*Task statement:*
Please give back every entry in full, word for word, but none of the pictures.

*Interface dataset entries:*
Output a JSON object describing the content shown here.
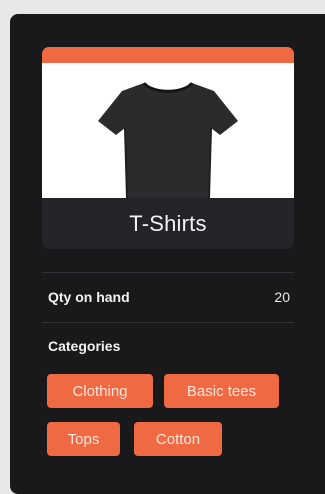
{
  "product": {
    "name": "T-Shirts",
    "image_icon": "tshirt-icon"
  },
  "stock": {
    "label": "Qty on hand",
    "value": "20"
  },
  "categories": {
    "heading": "Categories",
    "items": [
      "Clothing",
      "Basic tees",
      "Tops",
      "Cotton"
    ]
  },
  "colors": {
    "accent": "#ef6a43",
    "panel": "#19191c",
    "card": "#242428"
  }
}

*Solution to the exercise:*
Output a JSON object describing the content shown here.
{
  "product": {
    "name": "T-Shirts",
    "image_icon": "tshirt-icon"
  },
  "stock": {
    "label": "Qty on hand",
    "value": "20"
  },
  "categories": {
    "heading": "Categories",
    "items": [
      "Clothing",
      "Basic tees",
      "Tops",
      "Cotton"
    ]
  },
  "colors": {
    "accent": "#ef6a43",
    "panel": "#19191c",
    "card": "#242428"
  }
}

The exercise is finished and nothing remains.